Unintended minor consequences (as when a person experimenting designs a virus to see how it works and accidentally lets it get away, but it does very little damage) surely deserves little in the way of punishment, although some acknowledgement of the damage done seems appropriate. Unintended major consequences and intended minor consequences both deserve education plus some form of punishment, although probably not the same in each case. But intended major consequences could be assigned significant punishments, including jail and restrictions on future computer use.
The computer software community of hackers also has responsibilities to exercise social pressure and the punishment of ostracism on intentional offenders. Indeed, to some extent it seems to do this by reserving the pejorative term crackers for such persons. But professional organizations such as the Association for Computing Machinery might also instigate formal forms of ostracism. Codes of ethics for computing professionals such already include explicit prohibitions against computer attacks. For example, section 2.8 of the ACM Code of Ethics states: "Access computing and communication resources only when authorized to do so" (ACM Internet site). However, the ACM rarely disciplines members, and removal from the ACM is not seen as a significant threat to most hackers.
KEITH W. MILLER
Johnson, Deborah G. (2001). Computer Ethics, 3rd edition. Upper Saddle River, NJ: Prentice Hall. A groundbreaking computer ethics textbook.

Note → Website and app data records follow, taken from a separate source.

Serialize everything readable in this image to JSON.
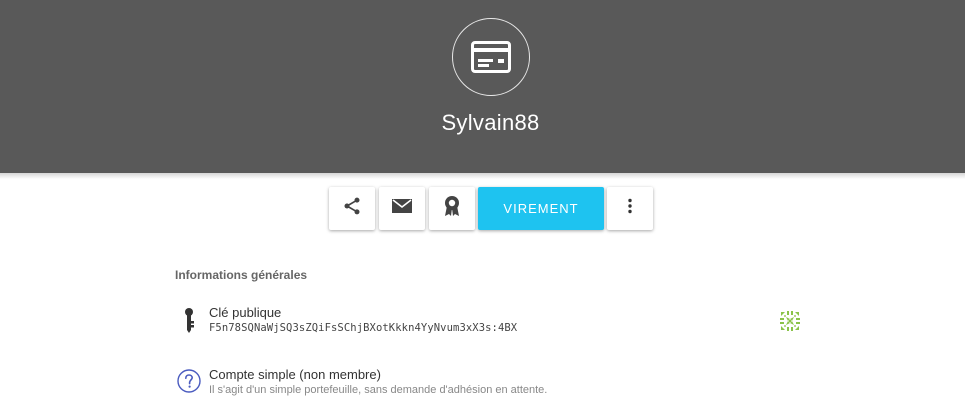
{
  "profile": {
    "name": "Sylvain88",
    "avatar_icon": "wallet-card-icon"
  },
  "actions": {
    "share_icon": "share-icon",
    "mail_icon": "mail-icon",
    "certify_icon": "certification-ribbon-icon",
    "transfer_label": "VIREMENT",
    "more_icon": "more-vertical-icon"
  },
  "general": {
    "title": "Informations générales",
    "pubkey": {
      "label": "Clé publique",
      "value": "F5n78SQNaWjSQ3sZQiFsSChjBXotKkkn4YyNvum3xX3s:4BX",
      "icon": "key-icon",
      "identicon": "identicon"
    },
    "account": {
      "label": "Compte simple (non membre)",
      "description": "Il s'agit d'un simple portefeuille, sans demande d'adhésion en attente.",
      "icon": "help-circle-icon"
    }
  },
  "colors": {
    "header": "#595959",
    "accent": "#1ec3f0",
    "identicon": "#8bc34a"
  }
}
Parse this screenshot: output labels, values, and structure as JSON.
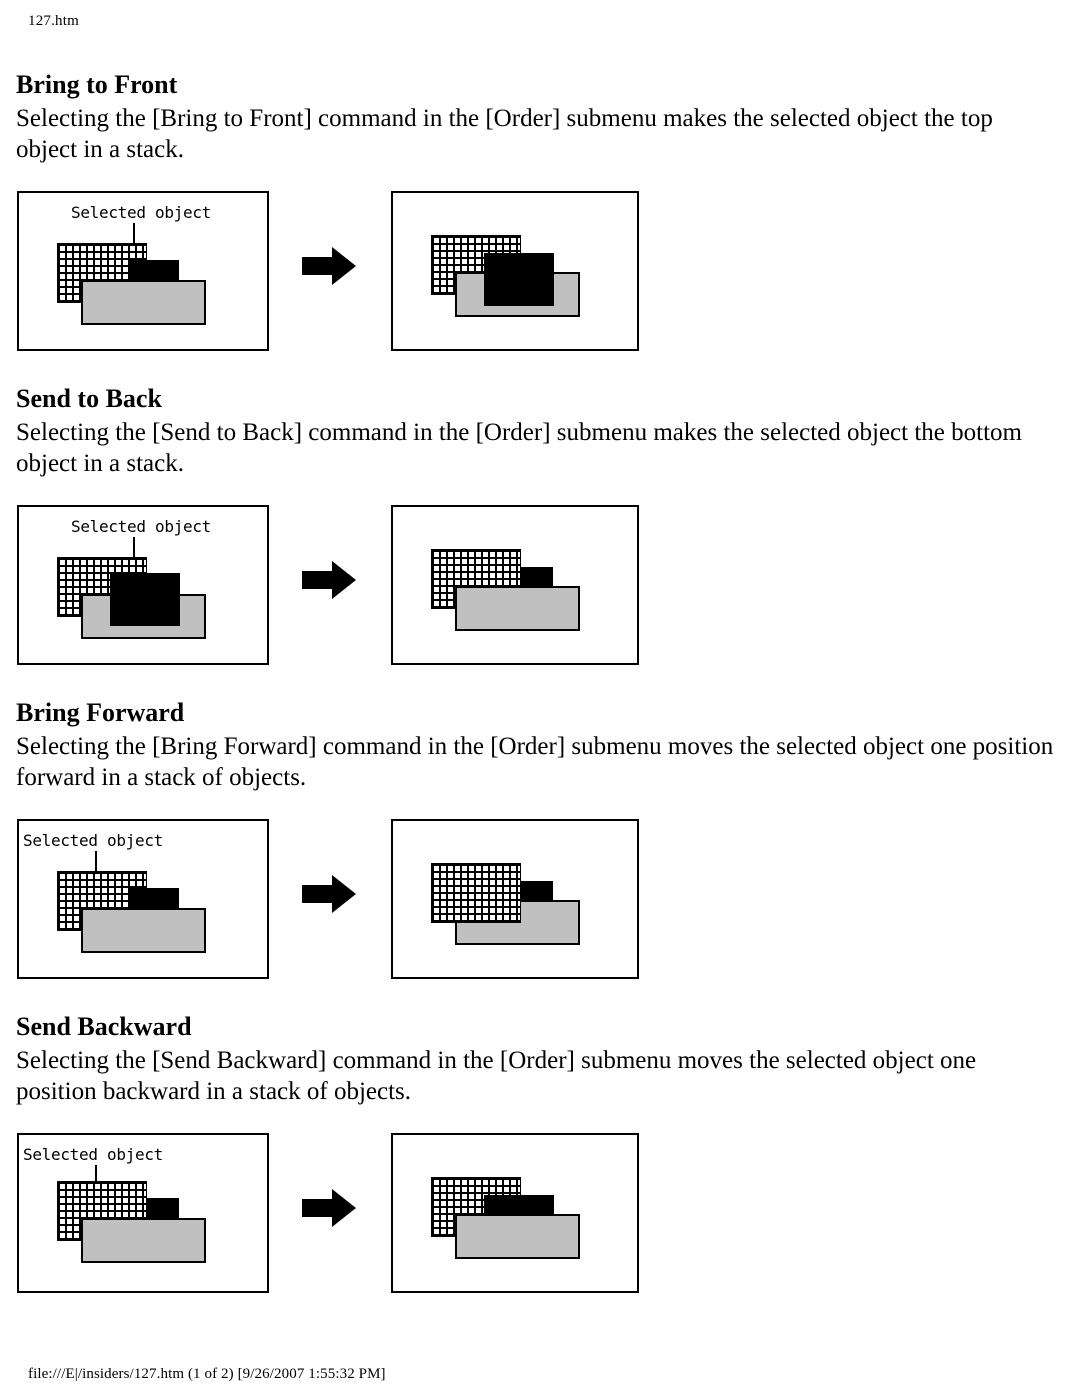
{
  "document": {
    "header": "127.htm",
    "footer": "file:///E|/insiders/127.htm (1 of 2) [9/26/2007 1:55:32 PM]",
    "label_selected_object": "Selected object",
    "colors": {
      "page_background": "#ffffff",
      "text": "#000000",
      "gray_object": "#c0c0c0",
      "black_object": "#000000",
      "grid_object_line": "#000000",
      "panel_border": "#000000"
    }
  },
  "sections": [
    {
      "id": "bring-to-front",
      "title": "Bring to Front",
      "body": "Selecting the [Bring to Front] command in the [Order] submenu makes the selected object the top object in a stack.",
      "label": "Selected object",
      "label_target": "black-object",
      "before_stack_back_to_front": [
        "grid-object",
        "black-object",
        "gray-object"
      ],
      "after_stack_back_to_front": [
        "grid-object",
        "gray-object",
        "black-object"
      ]
    },
    {
      "id": "send-to-back",
      "title": "Send to Back",
      "body": "Selecting the [Send to Back] command in the [Order] submenu makes the selected object the bottom object in a stack.",
      "label": "Selected object",
      "label_target": "black-object",
      "before_stack_back_to_front": [
        "grid-object",
        "gray-object",
        "black-object"
      ],
      "after_stack_back_to_front": [
        "black-object",
        "grid-object",
        "gray-object"
      ]
    },
    {
      "id": "bring-forward",
      "title": "Bring Forward",
      "body": "Selecting the [Bring Forward] command in the [Order] submenu moves the selected object one position forward in a stack of objects.",
      "label": "Selected object",
      "label_target": "grid-object",
      "before_stack_back_to_front": [
        "grid-object",
        "black-object",
        "gray-object"
      ],
      "after_stack_back_to_front": [
        "black-object",
        "gray-object",
        "grid-object"
      ]
    },
    {
      "id": "send-backward",
      "title": "Send Backward",
      "body": "Selecting the [Send Backward] command in the [Order] submenu moves the selected object one position backward in a stack of objects.",
      "label": "Selected object",
      "label_target": "grid-object",
      "before_stack_back_to_front": [
        "black-object",
        "grid-object",
        "gray-object"
      ],
      "after_stack_back_to_front": [
        "grid-object",
        "black-object",
        "gray-object"
      ]
    }
  ]
}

Spafford, Eugene H. (1992). "Are Computer Break-ins Ethical?" Journal of Systems and Software 17(1): 41–48. An relatively early work on the ethics of hacking by an expert in Internet security.
Association for Computing Machinery (ACM). "ACM: Code of Ethics." Available from http://www.acm.org/constitution/code.html#sect2. An influential code of ethics in the United States.
Brain, Marshall. "How Computer Viruses Work." HowStuff-Works. Available from http://computer.howstuffworks.com/virus1.htm.
Carnegie Mellon University. CERT Coordination Center. "CERT/CC Overview Incident and Vulnerability Trends," Module 4: "Types of Intruder Attacks." Available from http://www.cert.org/present/cert-overview-trends/. CERT is an acknowledged authority on computer security, and is often involved in quick reactions to Cyberspace threats.